They’ve been to Mexico, Hawaii and New York City.
This year, Julie Hale is taking her employees to Morocco. They’ll be gone for nine days.
Hale founded her company, Vangard Events, 12 years ago after she figured she was too successful to remain a freelance event designer. She realized she needed an attorney, a CPA and all the usual business accoutrements.
Hale and her staff design, construct, and coordinate the details required to produce parties, balls, galas, fundraisers and other such gatherings in Pierce and King counties, mostly in Seattle and Bellevue’s East Side.
She was raised in Tacoma, loves Tacoma and lives in Tacoma with her toddler son.
Her story starts – where? Perhaps at Stadium High School.
“I was attracted to art and design,” she said. “There was no outlet. It was like you had to get into computers. I was miserable. People say that if you have a passion in life, and you follow it, you’ll experience joy or success or both.”
She waited tables at Stanley & Seafort’s and designed their booth one year at Zoobilee. She drew the daily chalkboard menu at The Spar. “I struggled a lot in my 20s, finding my place and not having access to a wider scope of what could be,” she said. “Now, your ability to be who you are is greater than ever before.”
She was known to her friends, back then, as someone who organized fun gatherings. It came as something as a surprise, she said, “that you could make money throwing parties.”
That’s when the sun came up.
“I worked for another company in Tacoma that exposed me to the event industry,” she said. “It was that click. It showed me that there was an avenue to express the things I love – entertaining, design, art, music, celebration.”
By the time she turned 27 – she’s 43 today – she said, “I was on my own and being approached by people who did private events. I was working for several nonprofits.” She succeeded initially, she said, “because I can use a jigsaw, a table saw, and I can paint. I sewed my own 20-foot drapes. I dyed fabric in buckets. I started getting bigger and bigger events. I was still waiting tables and working for caterers at night to support myself.”
She drove to her events in an ancient Econoline van she called the “Rainbow Maker,” chiefly because it spilled fluids that spread whorls of color onto wet pavement.
As an event designer, she coordinates all phases of an event. That means floral displays, lighting, entertainment, catering, everything down to making sure that a large event is ready to handle medical care if required.
“It’s all about taking a space and creating a fantasy, or a dream, or whatever people are looking for. It’s another form of art. This is an incubator of passion.”
Then there’s the business side.
“It was not easy,” she said. “I didn’t have a degree in business. I wasn’t exposed to business when I was growing up. I thought there was a book, a great big book that said ‘Business!”
There was no such book.
“I feel like I straddle two areas, as a business owner, with a very linear way of thinking, and as a creative person with a curious, open, global way of thinking.”
She has so far learned one major lesson: “Hire good people. Find good people who are good at what they do and let them do that. It’s surrounding yourself with people who are doing what’s natural for them.”

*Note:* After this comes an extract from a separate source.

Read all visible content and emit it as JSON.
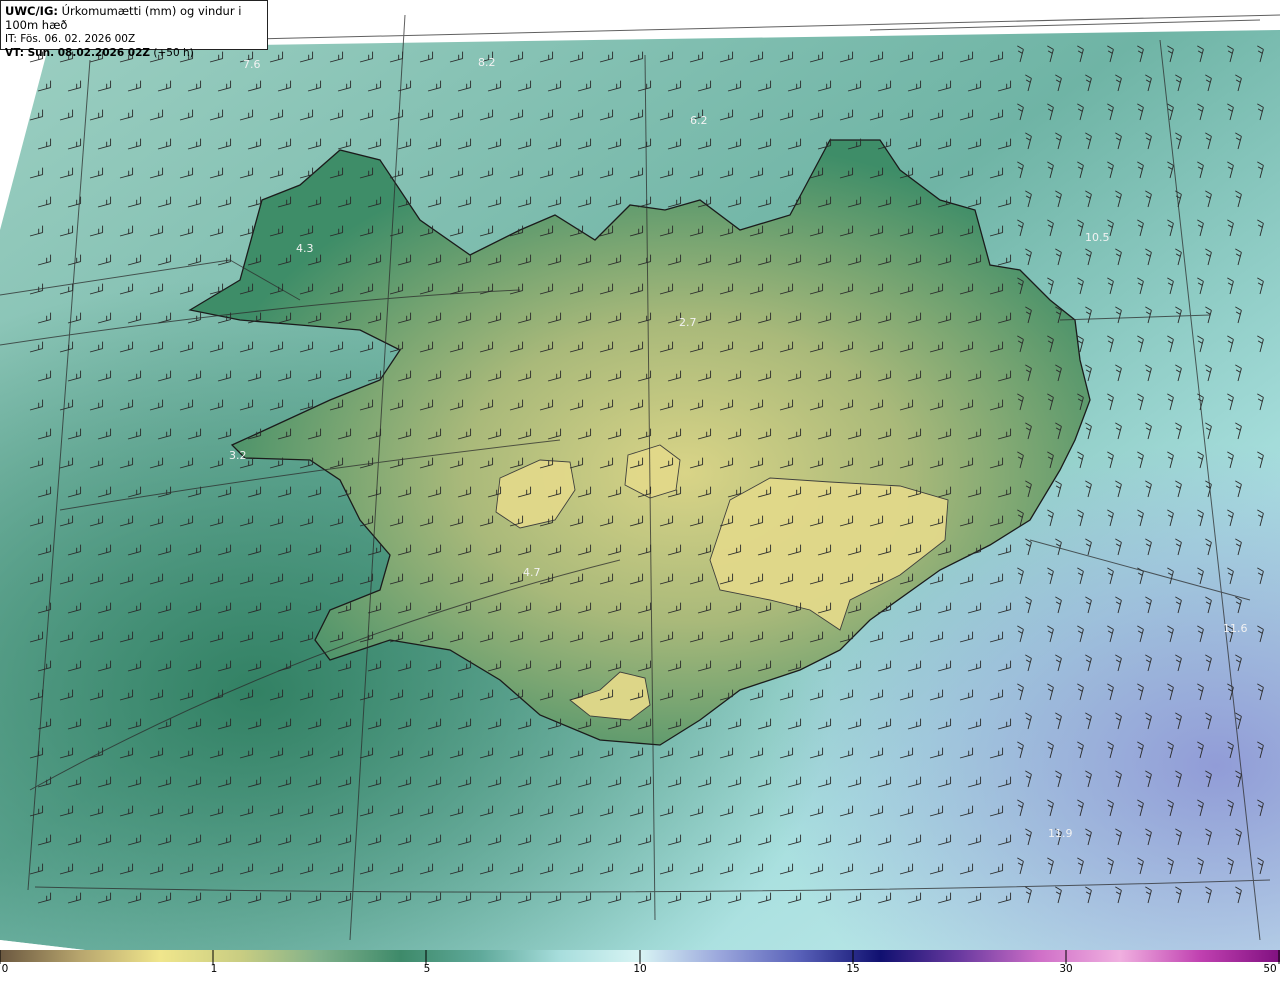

She has four full-time employees and three part-time. Titles range from production coordinator to carpenter/welder. She pays full medical and dental benefits and offers a paid vacation. And that doesn’t count the events and vacations she provides – trips to see theatrical performances in Seattle, afternoons at the movies, “and sometimes we just go to a museum and walk around.”

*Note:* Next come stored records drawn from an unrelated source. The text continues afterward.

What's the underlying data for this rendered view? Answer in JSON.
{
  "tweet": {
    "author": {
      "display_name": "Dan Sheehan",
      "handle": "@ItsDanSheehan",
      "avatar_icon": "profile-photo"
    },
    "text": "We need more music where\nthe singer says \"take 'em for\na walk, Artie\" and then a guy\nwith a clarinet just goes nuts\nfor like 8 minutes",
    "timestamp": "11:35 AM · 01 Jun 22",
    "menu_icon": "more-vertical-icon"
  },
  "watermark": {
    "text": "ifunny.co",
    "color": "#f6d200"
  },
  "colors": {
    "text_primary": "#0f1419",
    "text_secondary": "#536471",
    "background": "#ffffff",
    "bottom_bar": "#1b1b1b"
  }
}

And the trip to Morocco next month. “I think they (her employees) work really hard. They give a lot of themselves,” she said. “For us, as a group, it’s a bonding experience. It’s exposure to other people and the chance to become more rounded and more global. It comes down to ‘what can we celebrate together and what can we see, feel or taste together?’ I’ve experienced a lot of people giving to me. It’s paying it forward.”

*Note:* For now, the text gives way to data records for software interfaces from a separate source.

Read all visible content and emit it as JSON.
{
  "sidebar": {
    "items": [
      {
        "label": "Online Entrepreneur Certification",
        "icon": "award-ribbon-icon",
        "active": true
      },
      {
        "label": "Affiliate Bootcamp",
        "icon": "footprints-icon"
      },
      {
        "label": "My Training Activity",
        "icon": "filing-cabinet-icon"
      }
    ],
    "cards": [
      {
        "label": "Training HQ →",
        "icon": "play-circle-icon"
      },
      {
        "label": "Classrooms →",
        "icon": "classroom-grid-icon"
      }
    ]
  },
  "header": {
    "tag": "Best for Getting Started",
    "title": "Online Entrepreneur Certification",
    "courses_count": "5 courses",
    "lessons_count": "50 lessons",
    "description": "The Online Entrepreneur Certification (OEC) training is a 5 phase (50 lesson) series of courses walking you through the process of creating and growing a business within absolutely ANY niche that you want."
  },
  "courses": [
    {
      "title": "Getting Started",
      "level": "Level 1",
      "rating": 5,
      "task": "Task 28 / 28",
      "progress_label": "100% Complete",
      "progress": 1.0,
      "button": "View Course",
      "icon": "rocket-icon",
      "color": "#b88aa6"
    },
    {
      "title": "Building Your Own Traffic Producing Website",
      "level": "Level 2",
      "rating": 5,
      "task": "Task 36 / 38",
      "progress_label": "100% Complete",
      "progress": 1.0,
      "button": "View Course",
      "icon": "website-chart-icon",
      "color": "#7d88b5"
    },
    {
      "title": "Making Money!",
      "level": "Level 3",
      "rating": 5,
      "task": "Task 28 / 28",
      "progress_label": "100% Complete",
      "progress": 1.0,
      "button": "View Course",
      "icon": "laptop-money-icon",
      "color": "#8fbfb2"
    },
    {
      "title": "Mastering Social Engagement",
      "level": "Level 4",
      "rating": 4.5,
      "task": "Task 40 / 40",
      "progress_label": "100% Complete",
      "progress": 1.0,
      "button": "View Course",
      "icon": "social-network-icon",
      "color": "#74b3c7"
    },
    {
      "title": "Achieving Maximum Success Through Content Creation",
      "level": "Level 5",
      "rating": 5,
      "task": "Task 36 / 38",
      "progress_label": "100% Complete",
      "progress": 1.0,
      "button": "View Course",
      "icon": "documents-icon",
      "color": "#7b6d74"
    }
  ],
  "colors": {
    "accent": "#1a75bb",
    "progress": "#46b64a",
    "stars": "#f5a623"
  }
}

“It’s always something new every day,” said Sherri Brady, a Vangard designer. “It challenges your mind. We may not change the world, but we’ll have some fun along the way. We laugh quite a lot. I would say (Julie) is the most demanding boss I’ve ever had, but she expects quality.”
“I feed off the stress,” said event coordinator Katelind Donahue. “You’ve got to be artistic and professional. I think Julie is a great role model.”
Production coordinator Steven Anderson said, “It’s always a challenge. The motivation to succeed is always there. Julie’s vision makes the client happy and makes us happy. Morocco? Who does that? Who goes to Morocco? We are.”
At the reception desk, several awards – including one from the International Special Events Society – tell part of the story of Hale’s success.
So does Kara Hefley, director of development at Tacoma Art Museum. Hefley has hired Vangard to design several museum events.
“When you talk about local event planners, I think Julie’s name is on the top of everyone’s list,” she said. “What make Julie special is her vision and her creativity and her work ethic in making her vision a reality.
C.R. Roberts: 253-597-8535